With the US lagging, climate talks in Copenhagen may be destined to fail. But some hold out hope.

A seagull flies above the 10,000 people taking part in the filming of "The big ask again" a film aimed at raising the climate change issues to be discussed at the upcoming Copenhagen Summit. (Sebastien Pirlet/Reuters)

COPENHAGEN, Denmark — At a press conference in the Danish capital of Copenhagen last weekend, Graham Stuart, a British parliamentarian, sat as the moderator. To his left was Wang Guangtao, chairman of the Chinese congress’ environmental committee. On his right lay an empty seat and a miniature American flag.

“Funnily enough,” said Stuart, “in a climate negotiation, we appear to be waiting on America.”

The meeting in Copenhagen wasn’t a case of real deal-making. That’ll come in December, when negotiators meet in an attempt to craft a successor to the Kyoto protocol. But Graham’s quip reflected a greater truth. When it comes to the fight against climate change, the world is still waiting on the United States.

U.S. Congressman Ed Markey (D-Mass.), the man who eventually took the empty seat, has done as much as anybody in America to turn that around. This summer, the U.S. House of Representatives passed a bill he co-sponsored that committed the country to significant cuts in emissions.

“Historically, the United States and China have been the excuse for why other countries haven’t acted,” said Markey. “This year we want to be leaders, not laggards.”

But the effort hasn’t been enough. A Senate committee kicked off debate on its version of the bill just this week. If the legislation isn’t passed in the next month and a half — and it almost certainly won’t be — the global summit in Copenhagen is unlikely to produce an agreement.

When President Barack Obama took office in February, there had been a hope that he would have been presented with a climate bill to sign before the global summit in December. With legislation in hand, U.S. negotiators would have had a chance of convincing developing countries to commit to limiting their greenhouse gas emissions.

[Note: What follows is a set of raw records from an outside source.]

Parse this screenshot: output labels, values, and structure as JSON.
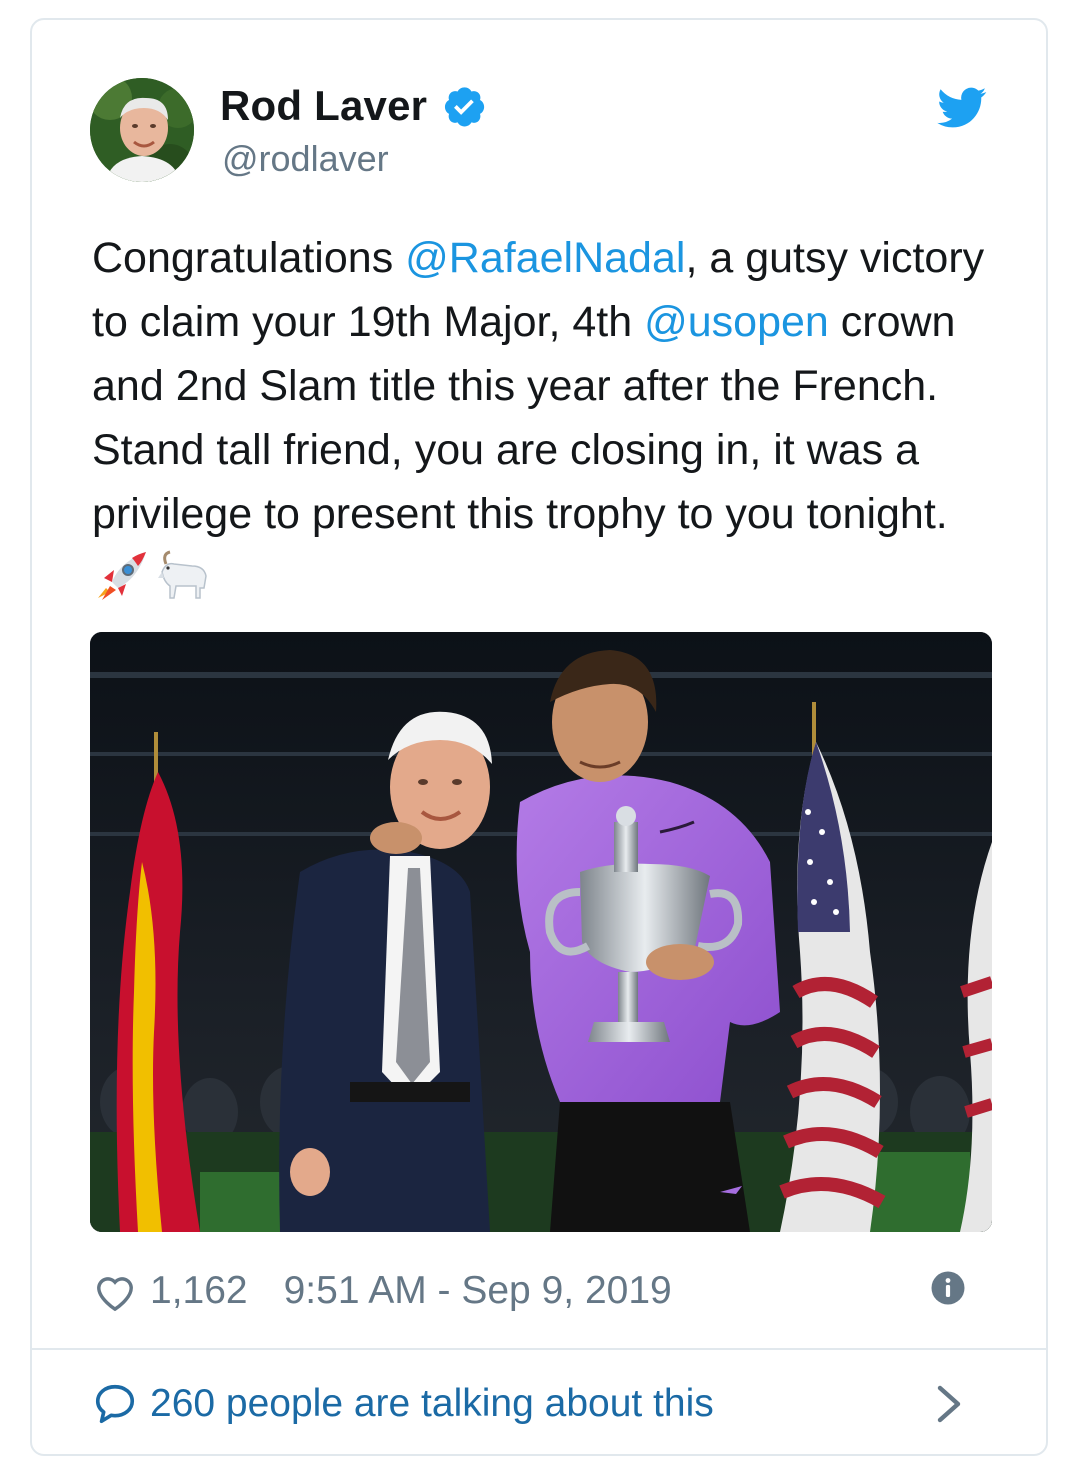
{
  "author": {
    "display_name": "Rod Laver",
    "handle": "@rodlaver",
    "verified": true
  },
  "tweet": {
    "text_1": "Congratulations ",
    "mention_1": "@RafaelNadal",
    "text_2": ", a gutsy victory to claim your 19th Major, 4th ",
    "mention_2": "@usopen",
    "text_3": " crown and 2nd Slam title this year after the French. Stand tall friend, you are closing in, it was a privilege to present this trophy to you tonight.",
    "emojis": [
      "rocket-icon",
      "goat-icon"
    ]
  },
  "meta": {
    "likes": "1,162",
    "timestamp": "9:51 AM - Sep 9, 2019"
  },
  "footer": {
    "talking_label": "260 people are talking about this"
  },
  "colors": {
    "link": "#1b95e0",
    "text": "#14171a",
    "muted": "#657786",
    "border": "#e1e8ed",
    "twitter_blue": "#1da1f2"
  }
}
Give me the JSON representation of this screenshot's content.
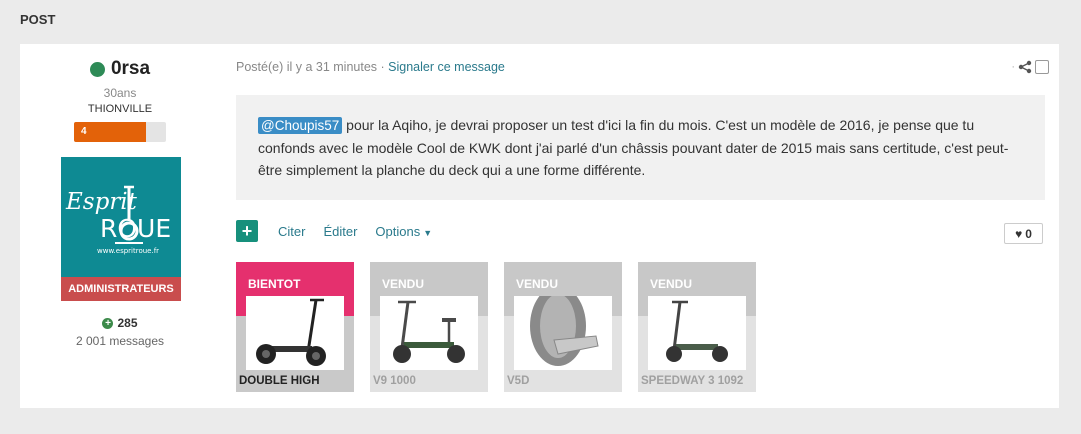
{
  "section": {
    "title": "POST"
  },
  "author": {
    "name": "0rsa",
    "age": "30ans",
    "city": "THIONVILLE",
    "rank_level": "4",
    "rank_progress": 0.78,
    "group": "ADMINISTRATEURS",
    "reputation": "285",
    "messages": "2 001 messages",
    "avatar_text_top": "Esprit",
    "avatar_text_bottom": "ROUE",
    "avatar_url_text": "www.espritroue.fr"
  },
  "post": {
    "meta": "Posté(e) il y a 31 minutes · ",
    "report_link": "Signaler ce message",
    "mention": "@Choupis57",
    "body": " pour la Aqiho, je devrai proposer un test d'ici la fin du mois. C'est un modèle de 2016, je pense que tu confonds avec le modèle Cool de KWK dont j'ai parlé d'un châssis pouvant dater de 2015 mais sans certitude, c'est peut-être simplement la planche du deck qui a une forme différente.",
    "actions": {
      "add": "+",
      "quote": "Citer",
      "edit": "Éditer",
      "options": "Options"
    },
    "likes": "0"
  },
  "products": [
    {
      "status": "BIENTOT",
      "name": "DOUBLE HIGH",
      "state": "active"
    },
    {
      "status": "VENDU",
      "name": "V9 1000",
      "state": "sold"
    },
    {
      "status": "VENDU",
      "name": "V5D",
      "state": "sold"
    },
    {
      "status": "VENDU",
      "name": "SPEEDWAY 3 1092",
      "state": "sold"
    }
  ],
  "colors": {
    "accent": "#2a7a8c",
    "online": "#2e8b57",
    "rank": "#e36209",
    "badge": "#c94d4d",
    "active_card": "#e5306e"
  }
}
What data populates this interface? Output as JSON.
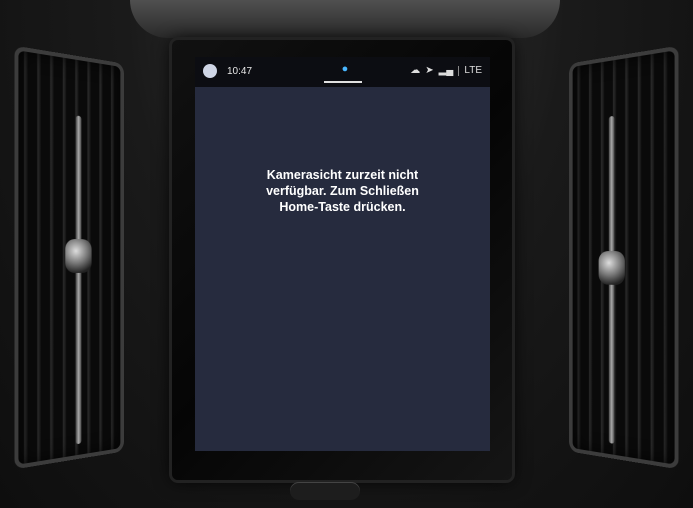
{
  "status_bar": {
    "time": "10:47",
    "network": "LTE",
    "icons": [
      "avatar-icon",
      "notification-icon",
      "cloud-icon",
      "navigation-icon",
      "signal-icon"
    ]
  },
  "main": {
    "message_line1": "Kamerasicht zurzeit nicht",
    "message_line2": "verfügbar. Zum Schließen",
    "message_line3": "Home-Taste drücken."
  },
  "colors": {
    "screen_bg": "#262b3e",
    "status_bg": "#0c0d12",
    "accent": "#49b6ff"
  }
}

Instead, the climate talks seem set to fail for much the same reason the Kyoto Protocol did. Developing countries will insist that rich nations — by virtue of the wealth, per-capita emissions and historical responsibility — be responsible for fighting climate change.

The industrialized world will respond that it can’t do it alone. And the U.S. Senate will refuse to ratify a treaty that doesn’t require China and India to limit the growth of their emissions.

“Clearly, at the current pace, we will not make it within the next two months,” said Danish Prime Minister Lars Lokke Rasmussen, who will be hosting the summit in December.